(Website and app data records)
"""

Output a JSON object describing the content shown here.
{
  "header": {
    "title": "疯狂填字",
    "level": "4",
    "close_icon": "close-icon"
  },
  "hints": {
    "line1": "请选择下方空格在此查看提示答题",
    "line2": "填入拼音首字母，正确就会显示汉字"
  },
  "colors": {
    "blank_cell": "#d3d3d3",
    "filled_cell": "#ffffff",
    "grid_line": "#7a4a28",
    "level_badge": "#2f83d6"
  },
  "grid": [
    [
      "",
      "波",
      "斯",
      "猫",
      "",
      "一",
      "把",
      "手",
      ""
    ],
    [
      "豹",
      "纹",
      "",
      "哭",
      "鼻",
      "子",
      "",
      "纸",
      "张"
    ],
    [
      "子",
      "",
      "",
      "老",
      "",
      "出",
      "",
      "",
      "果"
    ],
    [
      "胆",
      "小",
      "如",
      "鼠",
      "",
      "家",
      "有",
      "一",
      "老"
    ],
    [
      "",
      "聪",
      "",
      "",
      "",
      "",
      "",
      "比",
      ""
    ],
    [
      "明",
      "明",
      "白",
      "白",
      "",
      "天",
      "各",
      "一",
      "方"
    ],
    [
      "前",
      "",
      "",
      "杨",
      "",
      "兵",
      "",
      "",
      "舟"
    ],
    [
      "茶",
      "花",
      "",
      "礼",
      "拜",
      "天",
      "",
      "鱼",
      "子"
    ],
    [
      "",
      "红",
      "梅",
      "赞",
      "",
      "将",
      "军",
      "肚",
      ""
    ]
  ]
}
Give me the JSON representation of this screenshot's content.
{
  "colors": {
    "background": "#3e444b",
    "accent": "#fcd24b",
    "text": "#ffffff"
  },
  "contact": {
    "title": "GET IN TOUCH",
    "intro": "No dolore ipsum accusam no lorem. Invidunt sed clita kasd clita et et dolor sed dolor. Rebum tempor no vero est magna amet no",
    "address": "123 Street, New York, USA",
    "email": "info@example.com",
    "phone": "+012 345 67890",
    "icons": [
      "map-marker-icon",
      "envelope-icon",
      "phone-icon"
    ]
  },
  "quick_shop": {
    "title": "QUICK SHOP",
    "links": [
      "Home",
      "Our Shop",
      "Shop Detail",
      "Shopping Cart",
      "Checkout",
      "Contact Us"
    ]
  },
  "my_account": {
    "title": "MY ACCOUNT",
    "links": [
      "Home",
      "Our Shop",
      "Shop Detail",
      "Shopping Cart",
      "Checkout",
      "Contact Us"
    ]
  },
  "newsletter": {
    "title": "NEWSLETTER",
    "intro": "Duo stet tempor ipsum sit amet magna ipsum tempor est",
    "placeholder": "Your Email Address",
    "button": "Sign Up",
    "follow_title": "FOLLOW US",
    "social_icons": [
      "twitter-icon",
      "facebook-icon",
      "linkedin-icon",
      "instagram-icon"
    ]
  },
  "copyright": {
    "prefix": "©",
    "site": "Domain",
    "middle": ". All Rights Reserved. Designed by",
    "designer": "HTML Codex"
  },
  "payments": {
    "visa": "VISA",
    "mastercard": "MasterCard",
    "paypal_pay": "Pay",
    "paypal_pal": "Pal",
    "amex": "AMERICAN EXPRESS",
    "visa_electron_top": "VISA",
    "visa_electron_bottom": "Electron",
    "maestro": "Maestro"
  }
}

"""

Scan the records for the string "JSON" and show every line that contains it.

Output a JSON object describing the content shown here.
Give me the JSON representation of this screenshot's content.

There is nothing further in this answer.